‘Measuring progress and human development’, plus two additional references, to answer the questions.
One of the key skills in undertaking secondary-data research is selective searching for secondary sources, and the Block 5 work on secondary-data research provided practice in this skill. In searching for further sources, you may wish to make use of the online activities which guide you through a range of search techniques. This could involve, for example, finding sources that allow you to go in more depth into different explanations for what this
particular study found; finding out more about the study itself; or comparing the study’s findings on your topic with findings from other studies. At least one of your sources should help you to relate this study to economic theory.

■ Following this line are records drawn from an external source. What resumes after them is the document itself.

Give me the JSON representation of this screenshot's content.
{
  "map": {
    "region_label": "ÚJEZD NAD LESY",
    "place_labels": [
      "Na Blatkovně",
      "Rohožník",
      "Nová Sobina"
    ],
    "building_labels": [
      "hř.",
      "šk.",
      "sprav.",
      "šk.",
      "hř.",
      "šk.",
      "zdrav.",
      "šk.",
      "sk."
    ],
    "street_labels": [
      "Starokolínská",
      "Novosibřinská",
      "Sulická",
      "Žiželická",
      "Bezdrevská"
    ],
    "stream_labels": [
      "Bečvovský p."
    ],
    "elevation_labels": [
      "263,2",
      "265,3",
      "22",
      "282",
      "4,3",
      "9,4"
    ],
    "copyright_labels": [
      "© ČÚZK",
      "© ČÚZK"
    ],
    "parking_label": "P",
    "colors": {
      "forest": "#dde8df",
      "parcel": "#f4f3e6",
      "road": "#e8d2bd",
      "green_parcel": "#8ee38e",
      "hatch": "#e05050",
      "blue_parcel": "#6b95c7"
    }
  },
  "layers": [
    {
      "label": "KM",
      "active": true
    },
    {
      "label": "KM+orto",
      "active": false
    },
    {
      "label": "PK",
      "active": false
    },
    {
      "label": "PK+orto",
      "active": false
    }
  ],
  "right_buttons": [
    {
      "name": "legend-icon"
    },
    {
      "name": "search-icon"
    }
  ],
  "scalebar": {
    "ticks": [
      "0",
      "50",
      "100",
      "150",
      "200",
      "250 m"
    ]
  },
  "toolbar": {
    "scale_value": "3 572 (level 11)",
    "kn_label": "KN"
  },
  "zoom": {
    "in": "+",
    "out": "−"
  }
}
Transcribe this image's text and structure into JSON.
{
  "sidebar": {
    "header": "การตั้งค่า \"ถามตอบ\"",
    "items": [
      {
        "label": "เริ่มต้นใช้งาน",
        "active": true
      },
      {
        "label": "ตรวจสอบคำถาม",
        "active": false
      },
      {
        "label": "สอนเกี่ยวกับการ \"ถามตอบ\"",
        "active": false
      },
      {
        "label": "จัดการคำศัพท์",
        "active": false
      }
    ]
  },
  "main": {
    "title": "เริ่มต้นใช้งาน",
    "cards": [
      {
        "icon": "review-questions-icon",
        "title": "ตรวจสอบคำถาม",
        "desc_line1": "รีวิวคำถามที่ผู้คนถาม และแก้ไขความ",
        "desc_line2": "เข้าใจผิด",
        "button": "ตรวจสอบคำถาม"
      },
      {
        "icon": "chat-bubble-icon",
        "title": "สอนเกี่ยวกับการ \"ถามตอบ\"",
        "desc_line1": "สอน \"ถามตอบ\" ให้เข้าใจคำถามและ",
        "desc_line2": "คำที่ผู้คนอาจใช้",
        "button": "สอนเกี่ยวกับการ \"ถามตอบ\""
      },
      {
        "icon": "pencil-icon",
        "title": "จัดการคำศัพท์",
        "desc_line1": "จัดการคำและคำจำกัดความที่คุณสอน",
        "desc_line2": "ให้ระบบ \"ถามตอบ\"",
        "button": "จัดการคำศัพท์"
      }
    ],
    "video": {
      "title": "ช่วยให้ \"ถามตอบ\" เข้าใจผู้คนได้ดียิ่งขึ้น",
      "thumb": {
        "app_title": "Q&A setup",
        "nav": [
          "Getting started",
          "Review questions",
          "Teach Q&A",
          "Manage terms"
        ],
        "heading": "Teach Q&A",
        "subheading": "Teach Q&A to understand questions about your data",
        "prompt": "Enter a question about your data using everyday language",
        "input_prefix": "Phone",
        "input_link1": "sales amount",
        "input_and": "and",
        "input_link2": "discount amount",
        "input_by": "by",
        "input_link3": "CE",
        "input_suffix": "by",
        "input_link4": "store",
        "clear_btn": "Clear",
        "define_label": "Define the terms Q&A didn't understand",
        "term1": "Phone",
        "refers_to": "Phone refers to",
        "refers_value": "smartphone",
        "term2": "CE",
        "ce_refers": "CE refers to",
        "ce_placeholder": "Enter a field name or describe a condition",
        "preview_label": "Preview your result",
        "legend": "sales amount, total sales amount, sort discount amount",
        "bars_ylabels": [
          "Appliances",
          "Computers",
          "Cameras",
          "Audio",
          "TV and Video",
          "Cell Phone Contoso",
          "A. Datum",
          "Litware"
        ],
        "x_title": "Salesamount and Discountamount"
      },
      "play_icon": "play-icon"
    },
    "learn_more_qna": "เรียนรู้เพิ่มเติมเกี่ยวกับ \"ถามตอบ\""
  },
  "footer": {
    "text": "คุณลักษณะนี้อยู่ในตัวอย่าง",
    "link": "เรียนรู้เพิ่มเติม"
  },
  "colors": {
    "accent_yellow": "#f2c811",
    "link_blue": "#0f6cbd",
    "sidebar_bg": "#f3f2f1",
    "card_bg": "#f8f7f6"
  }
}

In writing your statement you will find it helpful to refer to the guidance on project structure in Week 1 of this block, and also to the sample secondary- data project we have used as the basis for a good deal of the work on secondary-data research.
Part B gives you an opportunity to share your preliminary thoughts about the research project. It is also an opportunity for you comment on the ideas of other students and to receive comments on what you are thinking of doing. Your comments should be constructive and draw on moduel materials wherever possible. The design of a research project is covered in Block 5.
Doing TMA 05 will give you the opportunity to develop an initial plan for your research project, and receive feedback from your tutor.
Your initial research plan should use no more than 750 words. Your research project will evolve as you develop it but the plan is an essential step as it will help you bring your theoretical and empirical interests together with your preferred set of methods for tackling your research question. The plan will help you take stock of where you are at this point and help you understand the key steps you need to follow to accumulate and analyse your data. It should help you start to identify a structure for your final project even if the structure changes in light of what you find or difficulties that you come across.
So the plan is not expected to be a final version that incorporates all the various sections of your project. That said, do use this opportunity to think about how you will relate economic theory from the module to your empirical work, and whether your approach is likely to provide the answer to your research question.
Remember, research is an iterative process and it is likely that you will still be revising your project until close to the final EMA deadline. However, it is imperative that you submit your EMA on time because you will not be granted any extension. So do make sure your research timetable is realistic.
Reflections on the assignment (not marked)
By this stage of the module, you should have a clear initial research plan. You should be working towards a well-defined research question and have some concrete ideas of how will obtain and analyse your data.
Here are some prompts that will help your dialogue with your tutor about this
TMA and your project:
- Is your research question well specified, not too broad, and feasible?
- How confident are you about using your chosen research method effectively for your project?
- Have you changed your ideas as a result of receiving or giving comments on the Tutor Group Forum?
- What were the main challenges you expect to encounter when working on your project and how might you overcome them?